With the phase out of the pick up tax in 2005, state estate taxes have been in flux for the majority of states, and in 2010 sweeping changes were made to the laws governing federal estate taxes, gift taxes and generation-skipping transfer taxes.
But the kicker when it comes to federal taxes is that the sweeping changes that were made in 2010 will last only until December 31, 2012. Beyond that date the laws governing federal estate taxes, gift taxes and generation-skipping transfer taxes are set to revert back to the laws that were in effect in 2001. Coupling this with 2012 being a presidential election year and the growing push to simplify our convoluted Internal Revenue Code makes it highly probable that significant changes will be made to federal taxes (both income and estate taxes) in the coming years. But precisely because 2012 is a presidential election year, any changes to federal tax laws will have to be made during the brief lame-duck session that is upon us, which insures that there will not be enough time to make any drastic or sweeping changes in the short term.

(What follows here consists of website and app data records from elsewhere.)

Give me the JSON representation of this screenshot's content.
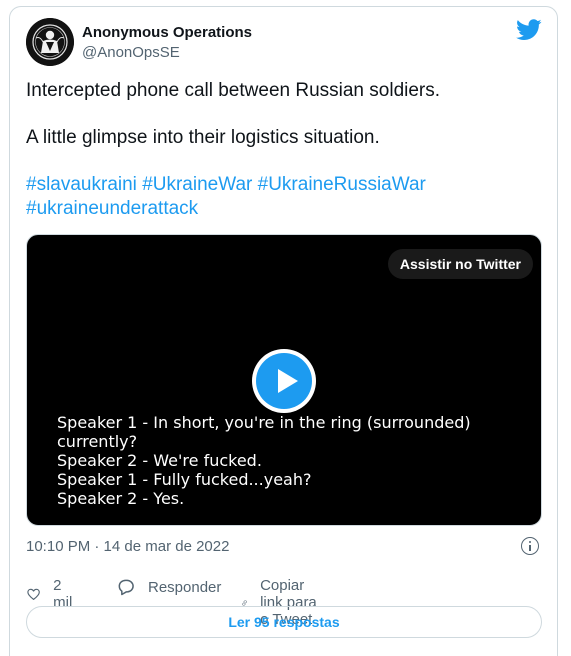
{
  "author": {
    "name": "Anonymous Operations",
    "handle": "@AnonOpsSE"
  },
  "tweet": {
    "line1": "Intercepted phone call between Russian soldiers.",
    "line2": "A little glimpse into their logistics situation.",
    "hashtags_line1": [
      "#slavaukraini",
      "#UkraineWar",
      "#UkraineRussiaWar"
    ],
    "hashtags_line2": [
      "#ukraineunderattack"
    ]
  },
  "media": {
    "watch_label": "Assistir no Twitter",
    "subtitles": [
      "Speaker 1 - In short, you're in the ring (surrounded)",
      "currently?",
      "Speaker 2 - We're fucked.",
      "Speaker 1 - Fully fucked...yeah?",
      "Speaker 2 - Yes."
    ]
  },
  "timestamp": "10:10 PM · 14 de mar de 2022",
  "actions": {
    "likes": "2 mil",
    "reply_label": "Responder",
    "copy_link_label": "Copiar link para o Tweet"
  },
  "read_replies_label": "Ler 95 respostas",
  "colors": {
    "accent": "#1d9bf0",
    "text": "#0f1419",
    "muted": "#536471",
    "border": "#cfd9de"
  }
}
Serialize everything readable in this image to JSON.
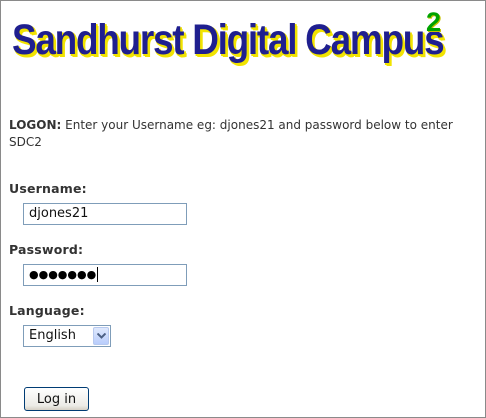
{
  "logo": {
    "title": "Sandhurst Digital Campus",
    "superscript": "2"
  },
  "intro": {
    "lead": "LOGON:",
    "text": " Enter your Username eg: djones21 and password below to enter SDC2"
  },
  "form": {
    "username_label": "Username:",
    "username_value": "djones21",
    "password_label": "Password:",
    "password_masked": "●●●●●●●",
    "language_label": "Language:",
    "language_selected": "English",
    "login_label": "Log in"
  },
  "colors": {
    "logo_text": "#1f1f8f",
    "logo_shadow": "#f1e300",
    "logo_superscript": "#00a300",
    "input_border": "#7f9db9",
    "button_border": "#003c74"
  }
}
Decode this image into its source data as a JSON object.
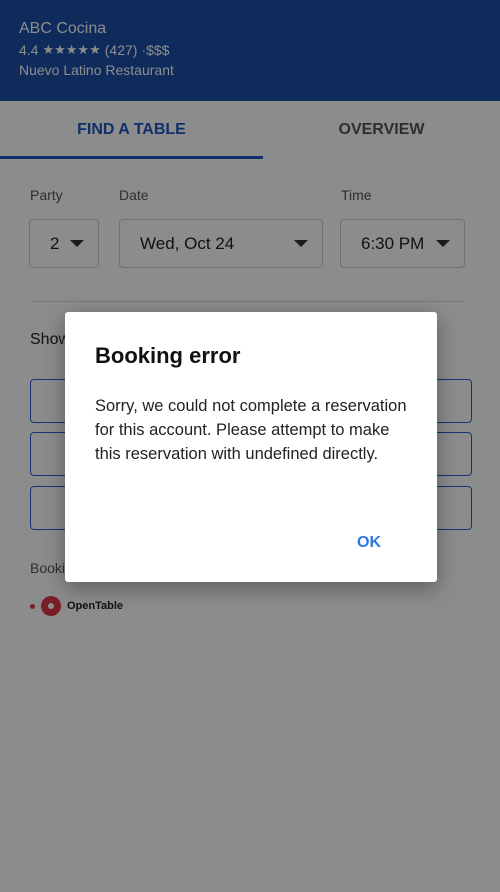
{
  "header": {
    "name": "ABC Cocina",
    "rating": "4.4",
    "stars": "★★★★★",
    "reviews": "(427)",
    "price": "·$$$",
    "type": "Nuevo Latino Restaurant"
  },
  "tabs": [
    {
      "label": "FIND A TABLE",
      "active": true
    },
    {
      "label": "OVERVIEW",
      "active": false
    }
  ],
  "form": {
    "party": {
      "label": "Party",
      "value": "2"
    },
    "date": {
      "label": "Date",
      "value": "Wed, Oct 24"
    },
    "time": {
      "label": "Time",
      "value": "6:30 PM"
    }
  },
  "show_label": "Show",
  "booking_label": "Booki",
  "provider": {
    "name": "OpenTable",
    "mark": "·"
  },
  "dialog": {
    "title": "Booking error",
    "message": "Sorry, we could not complete a reservation for this account. Please attempt to make this reservation with undefined directly.",
    "ok_label": "OK"
  },
  "colors": {
    "header_bg": "#1a4fa6",
    "accent": "#1a56c2",
    "ok": "#2c77e3",
    "opentable": "#da3743"
  }
}
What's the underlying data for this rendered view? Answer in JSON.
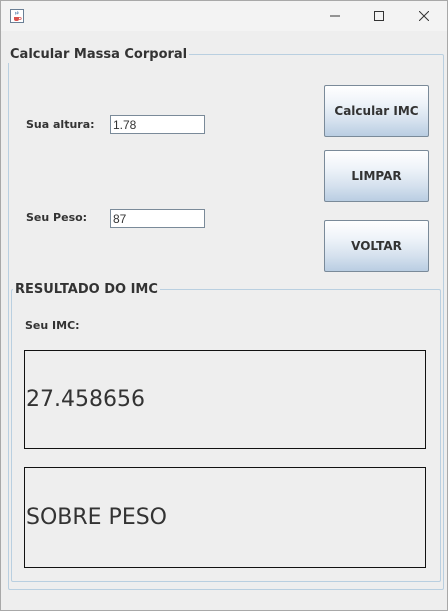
{
  "window": {
    "icon": "java-coffee-icon",
    "controls": [
      "minimize-icon",
      "maximize-icon",
      "close-icon"
    ]
  },
  "form": {
    "title": "Calcular Massa Corporal",
    "altura_label": "Sua altura:",
    "altura_value": "1.78",
    "peso_label": "Seu Peso:",
    "peso_value": "87"
  },
  "buttons": {
    "calcular": "Calcular IMC",
    "limpar": "LIMPAR",
    "voltar": "VOLTAR"
  },
  "result": {
    "title": "RESULTADO DO IMC",
    "imc_label": "Seu IMC:",
    "imc_value": "27.458656",
    "classification": "SOBRE PESO"
  },
  "colors": {
    "button_gradient_bottom": "#b9cde2",
    "group_border": "#b9cfe0",
    "background": "#eeeeee"
  }
}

So what do you think? What will happen with federal estate taxes or state estate taxes or inheritance taxes during the lame-duck session and beyond?
- I vote for mantaining the present level indexed for inflation but remove all RE from the Estate calculation. This will boost the economy through the development of RE.
- —Guest CZ
Estate & Inheritance Taxes
- There should be no such taxes. The earnings have already been taxed. People should be able to leave assets free of taxes and not worry about it. Repealing all such laws would cost less in government costs, estate planners, etc. but benefit the taxpayers.
- —Guest CC
2012 estate tax predictions
- It all depends on which party wins the exec and leg elections doesn't it. I predict, though that the combined idea will stick but the amount will be lowered to 3m/6m
- —Guest Frank Cady
State estate taxes
- States are hurting and need money, so they need to increase taxes on the dead, not the living!
- —Guest Hal